* **Aim of the exercise**: Lines holding the word "shortcut" are the ones to copy from the data below.

* **Record extracts**:
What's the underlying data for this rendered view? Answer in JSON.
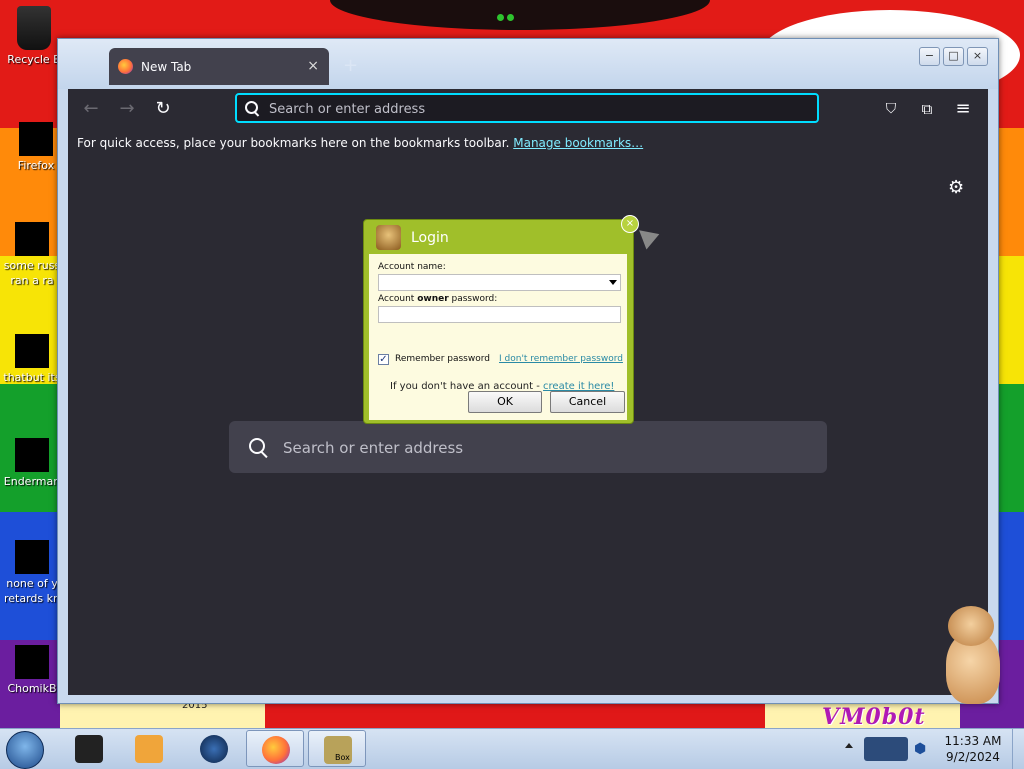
{
  "desktop": {
    "icons": [
      {
        "label": "Recycle B"
      },
      {
        "label": "Firefox"
      },
      {
        "label": "some russ\nran a ra"
      },
      {
        "label": "thatbut its"
      },
      {
        "label": "Enderman"
      },
      {
        "label": "none of y\nretards kn"
      },
      {
        "label": "ChomikB"
      }
    ],
    "wallpaper_text": "VM0b0t",
    "year_text": "2015"
  },
  "browser": {
    "tab_title": "New Tab",
    "tab_close": "×",
    "new_tab": "+",
    "window_controls": {
      "minimize": "−",
      "maximize": "□",
      "close": "×"
    },
    "nav": {
      "back": "←",
      "forward": "→",
      "reload": "↻"
    },
    "urlbar_placeholder": "Search or enter address",
    "toolbar_icons": [
      "pocket-icon",
      "extensions-icon",
      "menu-icon"
    ],
    "bookmarks_text": "For quick access, place your bookmarks here on the bookmarks toolbar.",
    "bookmarks_link": "Manage bookmarks…",
    "content_search_placeholder": "Search or enter address",
    "settings_icon": "gear-icon"
  },
  "login_dialog": {
    "title": "Login",
    "account_name_label": "Account name:",
    "password_label_pre": "Account ",
    "password_label_bold": "owner",
    "password_label_post": " password:",
    "remember_label": "Remember password",
    "remember_checked": true,
    "forgot_link": "I don't remember password",
    "no_account_text": "If you don't have an account - ",
    "create_link": "create it here!",
    "ok": "OK",
    "cancel": "Cancel",
    "accent": "#a0bf2a"
  },
  "taskbar": {
    "time": "11:33 AM",
    "date": "9/2/2024",
    "active_item": "Box"
  }
}
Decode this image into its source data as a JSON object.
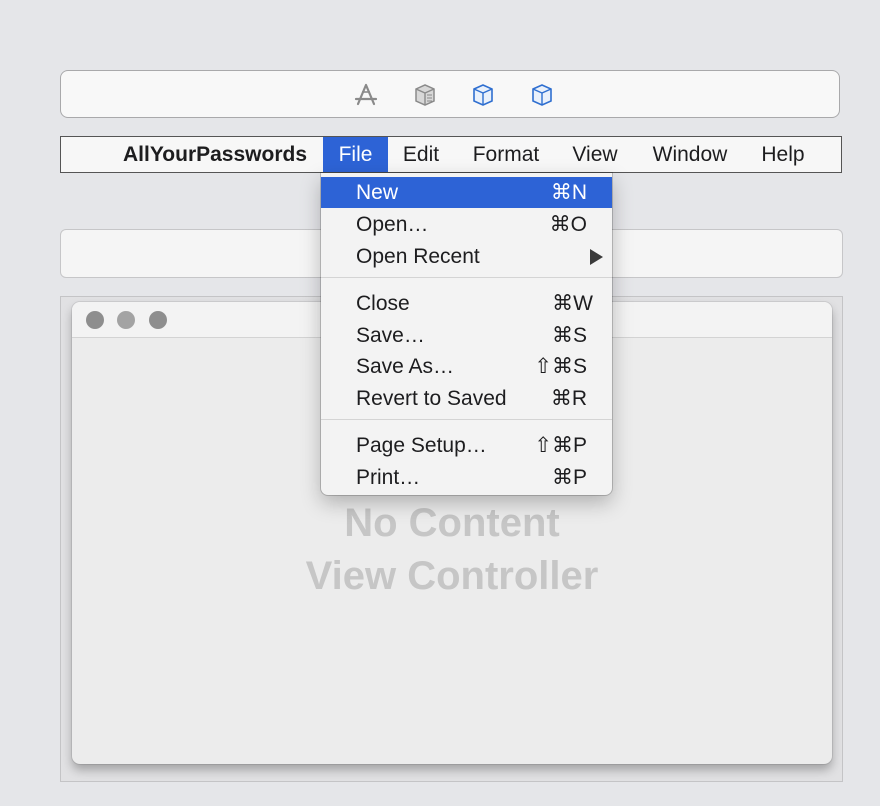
{
  "toolbar": {
    "icons": [
      "app-store-icon",
      "object-cube-icon",
      "box-icon",
      "box-icon"
    ]
  },
  "menubar": {
    "app_name": "AllYourPasswords",
    "items": [
      "File",
      "Edit",
      "Format",
      "View",
      "Window",
      "Help"
    ],
    "active": "File"
  },
  "file_menu": {
    "items": [
      {
        "label": "New",
        "shortcut": "⌘N"
      },
      {
        "label": "Open…",
        "shortcut": "⌘O"
      },
      {
        "label": "Open Recent",
        "shortcut": ""
      },
      {
        "label": "Close",
        "shortcut": "⌘W"
      },
      {
        "label": "Save…",
        "shortcut": "⌘S"
      },
      {
        "label": "Save As…",
        "shortcut": "⇧⌘S"
      },
      {
        "label": "Revert to Saved",
        "shortcut": "⌘R"
      },
      {
        "label": "Page Setup…",
        "shortcut": "⇧⌘P"
      },
      {
        "label": "Print…",
        "shortcut": "⌘P"
      }
    ],
    "highlighted": "New"
  },
  "window": {
    "placeholder_line1": "No Content",
    "placeholder_line2": "View Controller"
  },
  "colors": {
    "accent": "#2d63d6",
    "icon_blue": "#2f6fd0",
    "background": "#e5e6e9"
  }
}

* **Exercise answer**:
        "shortcut": "⌘N"
        "shortcut": "⌘O"
        "shortcut": ""
        "shortcut": "⌘W"
        "shortcut": "⌘S"
        "shortcut": "⇧⌘S"
        "shortcut": "⌘R"
        "shortcut": "⇧⌘P"
        "shortcut": "⌘P"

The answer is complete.